Delaware County’s Daily Newspaper
Wigilia… The Polish Christmas Eve Tradition!
By Joseph Batory
Wesolych Swiat Bozego Narodzenia translates to “Merry Christmas” in Polish.
During my lifetime, Polish Christmases have of course always been filled with piety and joy. But my most memorable experiences have happened on Christmas Eve (December 24).
My fondest recollections are of Wigilia, the Polish Christmas Eve Dinner, which has been and continues to be a solemnly celebrated occasion In Polish households here in the USA and worldwide. It is a shared religious experience which brings families together.
In my boyhood, my mother and father would host the Wigilia. It was wonderful to have all of my brothers and sisters and later also their children gathered together for this occasion. We were far from being a wealthy family, but we had Wigilia together. And happiness abounded.
The word Wigilia derives from the Latin “vigil.” The Polish Christmas Eve family dinner begins when the “First Star” is sighted (usually an assignment for the youngest family member and sometimes helped by an adult who could “point out” the “First Star” even on a “cloudy evening”). A small bundle of dried hay or grass is always placed on or beneath the tablecloth, symbolic of the birth of Jesus Christ in a manger.
The Wigilia dinner gets underway when the eldest family member holds up a large Polish Christmas wafer (Oplatek) and breaks off a piece. The remaining wafer is then passed from member to member at the table while prayers and good wishes for each are said reciprocally. This continues until everyone at the table has shared piece of the wafer with everyone else. The Oplatek symbolizes the gifts of daily bread and blessings all of us have received and hope to receive in the coming year.
During the 40 years after WW II when the Soviet tyranny subjugated Poland, my mother would regularly hide Oplatek wafers in false (hidden) bottoms of cardboard boxes, then fill the box with worthless stuff, and have me go to the post office to mail it to Polish relatives abroad. She knew all too well that the Russians would look inside any incoming packages from the USA. But only our relatives in Poland knew what was really hidden in the box. The Soviet attempts to stomp out the Polish Christmas Eve Wigilia would not be allowed to occur!
The Wigilia dinner excludes meat bcause abstinence is required for Polish Catholics. Many families prepare twelve distinct dishes in memory of the twelve apostles.

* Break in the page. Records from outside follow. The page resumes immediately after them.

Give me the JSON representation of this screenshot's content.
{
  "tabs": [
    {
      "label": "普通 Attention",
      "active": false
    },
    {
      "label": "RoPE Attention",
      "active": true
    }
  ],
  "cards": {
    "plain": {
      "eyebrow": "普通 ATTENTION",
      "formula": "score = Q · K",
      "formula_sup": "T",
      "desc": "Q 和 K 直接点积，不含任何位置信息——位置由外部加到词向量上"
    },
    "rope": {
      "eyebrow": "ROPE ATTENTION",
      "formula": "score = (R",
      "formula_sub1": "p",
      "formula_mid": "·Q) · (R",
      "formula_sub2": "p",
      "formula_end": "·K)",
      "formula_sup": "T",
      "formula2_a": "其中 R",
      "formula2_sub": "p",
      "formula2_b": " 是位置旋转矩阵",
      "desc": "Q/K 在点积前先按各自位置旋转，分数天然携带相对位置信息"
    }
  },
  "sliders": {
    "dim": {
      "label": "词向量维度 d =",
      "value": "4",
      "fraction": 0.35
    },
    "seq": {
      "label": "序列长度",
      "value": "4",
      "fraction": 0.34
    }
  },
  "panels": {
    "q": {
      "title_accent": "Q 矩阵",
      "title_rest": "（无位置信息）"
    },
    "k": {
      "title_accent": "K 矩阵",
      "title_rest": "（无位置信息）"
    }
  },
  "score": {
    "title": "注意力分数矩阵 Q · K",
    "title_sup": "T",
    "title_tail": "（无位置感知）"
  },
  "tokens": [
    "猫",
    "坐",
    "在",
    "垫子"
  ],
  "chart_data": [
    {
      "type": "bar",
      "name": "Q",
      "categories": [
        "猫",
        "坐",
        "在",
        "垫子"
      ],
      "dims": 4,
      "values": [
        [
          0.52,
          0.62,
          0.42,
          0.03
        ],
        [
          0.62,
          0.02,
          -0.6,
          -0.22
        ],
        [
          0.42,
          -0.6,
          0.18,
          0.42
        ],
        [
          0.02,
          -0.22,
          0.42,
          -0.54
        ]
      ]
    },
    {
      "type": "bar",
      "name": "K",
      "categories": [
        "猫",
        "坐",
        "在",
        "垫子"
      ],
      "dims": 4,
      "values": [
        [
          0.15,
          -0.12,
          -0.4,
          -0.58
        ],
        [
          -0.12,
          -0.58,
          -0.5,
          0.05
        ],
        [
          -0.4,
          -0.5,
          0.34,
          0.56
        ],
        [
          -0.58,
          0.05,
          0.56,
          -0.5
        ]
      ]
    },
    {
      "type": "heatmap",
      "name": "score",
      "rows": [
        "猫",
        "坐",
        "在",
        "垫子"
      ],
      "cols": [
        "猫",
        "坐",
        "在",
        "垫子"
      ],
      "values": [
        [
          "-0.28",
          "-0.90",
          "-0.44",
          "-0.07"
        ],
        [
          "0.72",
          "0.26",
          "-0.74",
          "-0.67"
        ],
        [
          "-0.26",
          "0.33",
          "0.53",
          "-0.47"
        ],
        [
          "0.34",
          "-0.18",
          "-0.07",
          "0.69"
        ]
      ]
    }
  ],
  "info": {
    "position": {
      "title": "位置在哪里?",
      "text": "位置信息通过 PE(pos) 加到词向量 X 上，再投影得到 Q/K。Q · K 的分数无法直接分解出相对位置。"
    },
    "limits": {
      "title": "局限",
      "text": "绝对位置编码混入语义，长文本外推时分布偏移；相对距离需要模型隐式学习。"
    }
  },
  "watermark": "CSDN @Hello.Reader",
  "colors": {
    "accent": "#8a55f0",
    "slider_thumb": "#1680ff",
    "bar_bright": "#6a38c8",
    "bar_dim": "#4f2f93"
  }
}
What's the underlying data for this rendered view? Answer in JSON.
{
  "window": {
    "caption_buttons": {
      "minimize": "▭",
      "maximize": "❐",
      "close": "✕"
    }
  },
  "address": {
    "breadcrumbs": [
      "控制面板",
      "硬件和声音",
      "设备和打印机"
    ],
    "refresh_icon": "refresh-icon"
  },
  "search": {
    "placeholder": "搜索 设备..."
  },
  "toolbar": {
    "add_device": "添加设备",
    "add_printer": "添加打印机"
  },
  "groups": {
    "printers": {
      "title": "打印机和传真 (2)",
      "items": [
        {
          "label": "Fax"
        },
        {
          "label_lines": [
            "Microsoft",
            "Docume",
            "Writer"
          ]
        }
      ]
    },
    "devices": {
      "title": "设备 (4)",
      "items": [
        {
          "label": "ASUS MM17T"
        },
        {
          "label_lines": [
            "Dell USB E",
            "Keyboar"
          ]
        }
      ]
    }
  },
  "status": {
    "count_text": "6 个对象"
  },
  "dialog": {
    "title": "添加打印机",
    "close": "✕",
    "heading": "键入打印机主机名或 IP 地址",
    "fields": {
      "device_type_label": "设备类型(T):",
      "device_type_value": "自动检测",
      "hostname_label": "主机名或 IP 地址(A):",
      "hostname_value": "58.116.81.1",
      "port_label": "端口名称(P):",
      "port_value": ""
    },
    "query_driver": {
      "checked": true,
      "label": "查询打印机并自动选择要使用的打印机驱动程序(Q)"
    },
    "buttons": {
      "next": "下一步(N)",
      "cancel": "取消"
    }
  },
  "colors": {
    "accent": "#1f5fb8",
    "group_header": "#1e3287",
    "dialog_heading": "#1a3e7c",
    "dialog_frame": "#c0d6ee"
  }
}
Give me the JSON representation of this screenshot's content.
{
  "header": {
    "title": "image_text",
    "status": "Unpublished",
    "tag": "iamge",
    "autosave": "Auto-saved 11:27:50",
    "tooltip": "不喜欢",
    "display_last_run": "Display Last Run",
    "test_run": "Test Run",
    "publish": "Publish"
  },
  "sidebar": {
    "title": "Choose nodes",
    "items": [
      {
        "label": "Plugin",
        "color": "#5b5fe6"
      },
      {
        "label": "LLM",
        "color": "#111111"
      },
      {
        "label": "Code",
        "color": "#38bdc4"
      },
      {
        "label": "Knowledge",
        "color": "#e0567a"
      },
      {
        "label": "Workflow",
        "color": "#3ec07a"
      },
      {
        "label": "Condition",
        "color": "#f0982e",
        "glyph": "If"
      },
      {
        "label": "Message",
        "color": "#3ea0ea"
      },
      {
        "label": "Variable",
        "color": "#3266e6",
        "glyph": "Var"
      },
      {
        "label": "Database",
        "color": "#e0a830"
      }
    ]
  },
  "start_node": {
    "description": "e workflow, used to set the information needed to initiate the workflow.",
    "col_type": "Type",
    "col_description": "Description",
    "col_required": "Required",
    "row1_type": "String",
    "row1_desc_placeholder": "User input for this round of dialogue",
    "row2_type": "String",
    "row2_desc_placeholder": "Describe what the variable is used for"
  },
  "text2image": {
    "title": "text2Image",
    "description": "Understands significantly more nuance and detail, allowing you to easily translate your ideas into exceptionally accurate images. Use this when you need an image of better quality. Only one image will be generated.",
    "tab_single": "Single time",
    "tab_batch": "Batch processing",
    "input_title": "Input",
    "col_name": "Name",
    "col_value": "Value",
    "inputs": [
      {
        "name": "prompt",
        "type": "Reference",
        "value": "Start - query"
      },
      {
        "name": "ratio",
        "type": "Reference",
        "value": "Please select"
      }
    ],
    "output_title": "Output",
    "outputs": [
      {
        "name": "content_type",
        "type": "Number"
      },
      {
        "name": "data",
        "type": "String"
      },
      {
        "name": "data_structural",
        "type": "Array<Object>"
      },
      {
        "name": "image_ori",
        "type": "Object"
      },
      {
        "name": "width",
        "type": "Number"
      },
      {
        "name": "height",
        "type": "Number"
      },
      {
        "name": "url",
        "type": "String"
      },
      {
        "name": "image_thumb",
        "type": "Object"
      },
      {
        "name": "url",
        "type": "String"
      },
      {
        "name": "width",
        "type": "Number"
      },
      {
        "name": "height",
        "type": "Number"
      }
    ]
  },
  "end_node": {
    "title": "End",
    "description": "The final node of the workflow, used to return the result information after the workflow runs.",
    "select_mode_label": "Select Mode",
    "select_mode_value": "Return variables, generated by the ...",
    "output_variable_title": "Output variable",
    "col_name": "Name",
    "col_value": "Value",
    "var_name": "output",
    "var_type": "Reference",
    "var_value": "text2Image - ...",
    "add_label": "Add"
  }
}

Polish soups are typically served, most often Borscht (made with beets) or some other variation. And usually, there is a special fish soup.
One very humorous highlight from many years ago occurred when my oldest sister’s husband (Bob who was not Polish) was raving about how delicious the Wilgilia fish soup was…he then noticed a small “something” floating in the broth and asked about it…and was astounded (and perhaps worse) when he was told that this was an eye from the fish head that was used to make this delicious soup.
The Wigilia meatless meals often include: pierogis (potato dumplings); mushrooms cooked many ways; baked and fried fish; creamed and vinegared herrings; sauerkraut; homemade apple sauce; rice and noodle dishes; rye bread; nuts and fruits; and many cooked vegetables.
Desserts include fruit compote, Polish poppy seed rolls, Polish donuts (paczki), Polish pastry (chrusciki), and Polish Babka (cheese flavored was my favorite) cakes.
An important tradition is always to make an extra place-setting and open seat at the table for the “unexpected guest” to celebrate Polish hospitality.
My fondest recollections are that in some years at the end of the Wigilia dinners, my family members sang many beautiful Polish Christmas Carols (Kolendy. Sung in Polish, these carols are wonderfully joyful, each with a meaningful and religious tone. And what could be better than a family of all generations singing together?!
As my family has grown much older and devolved with both of my parents and several close family members now deceased, my wife and I have been very fortunate in recent years to have been regularly invited to the home of Polish cousins for the Wigilia in Marple. It is so wonderful that we can still be a part of this tradition! And nothing has changed! The customs/practices of the captivating and religious Wigilia celebration live on!!!!
Joseph Batory is proud of his Polish heritage.